                if code[pc - 3] != RJUMPSUB:
                   return false

            # apply instructions to stack
            sp -= removed_items(opcode)
            if sp < 0
                return false
            sp += added_items(opcode)

            # Skip opcode and immediate data
            pc += 1 + immediate_size(opcode)

        while (pc, sp, bp) = continuations.pop()

    return true

Security Considerations

These changes introduce new flow control instructions. They do not introduce any new security considerations. This EIP is intended to improve security by validating a higher level of safety for EVM code deployed on the blockchain. The validation algorithm must be quasi-linear in time and space to not be a denial of service vulnerability. The algorithm here makes one linear-time pass of the bytecode, and uses a stack of continuations that cannot exceed the number of RJUMPI instructions in the code.

Copyright and related rights waived via CC0.

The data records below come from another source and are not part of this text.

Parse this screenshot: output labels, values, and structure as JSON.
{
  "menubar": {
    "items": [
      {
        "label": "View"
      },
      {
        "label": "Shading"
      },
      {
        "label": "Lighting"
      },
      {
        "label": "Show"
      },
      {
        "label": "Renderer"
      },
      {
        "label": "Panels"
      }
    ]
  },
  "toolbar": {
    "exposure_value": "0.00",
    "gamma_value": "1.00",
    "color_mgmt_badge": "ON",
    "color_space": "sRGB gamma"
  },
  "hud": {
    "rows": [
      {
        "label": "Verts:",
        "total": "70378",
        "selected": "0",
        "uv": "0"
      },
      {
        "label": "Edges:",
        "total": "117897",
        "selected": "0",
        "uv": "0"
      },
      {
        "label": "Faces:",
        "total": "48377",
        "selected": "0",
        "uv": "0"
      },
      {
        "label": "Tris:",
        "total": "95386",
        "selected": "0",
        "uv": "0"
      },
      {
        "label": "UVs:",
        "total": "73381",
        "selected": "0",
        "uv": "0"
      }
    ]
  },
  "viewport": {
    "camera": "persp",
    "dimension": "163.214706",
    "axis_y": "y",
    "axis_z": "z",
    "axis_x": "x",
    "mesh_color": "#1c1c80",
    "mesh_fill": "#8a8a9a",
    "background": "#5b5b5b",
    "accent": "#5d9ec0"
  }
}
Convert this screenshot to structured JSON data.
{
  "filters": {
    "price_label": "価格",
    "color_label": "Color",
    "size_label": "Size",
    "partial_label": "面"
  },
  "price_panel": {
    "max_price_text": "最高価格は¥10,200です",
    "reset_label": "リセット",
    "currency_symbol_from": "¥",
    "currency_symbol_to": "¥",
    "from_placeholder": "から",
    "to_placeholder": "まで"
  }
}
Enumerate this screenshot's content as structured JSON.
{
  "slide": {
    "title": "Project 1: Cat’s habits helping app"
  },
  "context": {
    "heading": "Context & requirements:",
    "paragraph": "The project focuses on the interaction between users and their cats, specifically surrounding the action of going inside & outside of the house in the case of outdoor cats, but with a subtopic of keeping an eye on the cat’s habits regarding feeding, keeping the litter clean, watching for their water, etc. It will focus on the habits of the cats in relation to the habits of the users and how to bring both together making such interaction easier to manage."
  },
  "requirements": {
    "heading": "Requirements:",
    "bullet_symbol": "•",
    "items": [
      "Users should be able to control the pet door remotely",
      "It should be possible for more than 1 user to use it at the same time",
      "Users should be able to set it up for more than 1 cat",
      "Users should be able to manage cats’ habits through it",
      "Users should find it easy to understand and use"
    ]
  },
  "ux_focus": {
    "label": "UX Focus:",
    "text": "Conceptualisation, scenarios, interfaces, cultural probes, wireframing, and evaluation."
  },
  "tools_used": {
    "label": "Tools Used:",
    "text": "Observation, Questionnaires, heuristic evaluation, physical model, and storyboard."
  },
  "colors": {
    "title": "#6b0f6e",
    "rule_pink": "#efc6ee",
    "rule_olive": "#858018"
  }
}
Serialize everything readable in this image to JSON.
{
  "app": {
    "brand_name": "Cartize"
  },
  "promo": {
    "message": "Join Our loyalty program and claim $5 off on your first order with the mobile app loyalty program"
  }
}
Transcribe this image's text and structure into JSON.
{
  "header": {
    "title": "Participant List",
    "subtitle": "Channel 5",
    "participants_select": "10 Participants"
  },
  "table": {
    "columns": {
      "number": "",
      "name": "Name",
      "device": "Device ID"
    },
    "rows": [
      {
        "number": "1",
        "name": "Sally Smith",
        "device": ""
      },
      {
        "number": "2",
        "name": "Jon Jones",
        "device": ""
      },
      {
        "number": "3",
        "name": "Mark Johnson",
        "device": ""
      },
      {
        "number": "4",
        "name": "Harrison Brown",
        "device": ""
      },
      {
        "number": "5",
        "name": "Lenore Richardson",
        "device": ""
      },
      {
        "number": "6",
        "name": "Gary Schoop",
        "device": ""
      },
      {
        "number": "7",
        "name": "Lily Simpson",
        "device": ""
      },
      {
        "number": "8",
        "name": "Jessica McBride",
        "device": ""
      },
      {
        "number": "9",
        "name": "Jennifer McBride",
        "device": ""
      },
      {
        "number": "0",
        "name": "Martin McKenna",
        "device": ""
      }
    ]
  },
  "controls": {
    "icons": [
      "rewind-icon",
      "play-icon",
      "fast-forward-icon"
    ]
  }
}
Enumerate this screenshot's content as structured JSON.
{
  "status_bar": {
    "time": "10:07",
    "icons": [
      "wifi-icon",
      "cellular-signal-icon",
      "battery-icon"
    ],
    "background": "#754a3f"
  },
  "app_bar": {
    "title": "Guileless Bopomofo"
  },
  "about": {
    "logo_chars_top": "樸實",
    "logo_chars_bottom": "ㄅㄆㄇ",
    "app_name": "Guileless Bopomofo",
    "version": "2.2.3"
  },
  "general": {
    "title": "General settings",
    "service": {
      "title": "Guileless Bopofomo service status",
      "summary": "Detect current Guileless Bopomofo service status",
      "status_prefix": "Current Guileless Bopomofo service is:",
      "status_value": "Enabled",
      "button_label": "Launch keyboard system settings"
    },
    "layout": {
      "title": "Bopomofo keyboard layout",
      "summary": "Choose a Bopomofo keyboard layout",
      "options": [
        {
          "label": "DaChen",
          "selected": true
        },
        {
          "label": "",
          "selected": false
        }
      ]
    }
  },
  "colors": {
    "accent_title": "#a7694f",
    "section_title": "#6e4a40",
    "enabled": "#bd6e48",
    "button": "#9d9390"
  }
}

Citation

Please cite this document as:

Greg Colvin, Martin Holst Swende, Brooklyn Zelenka, John Max Skaller, "EIP-2315: Simple Subroutines for the EVM [DRAFT]," Ethereum Improvement Proposals, no. 2315, October 2019. [Online serial]. Available: https://eips.ethereum.org/EIPS/eip-2315.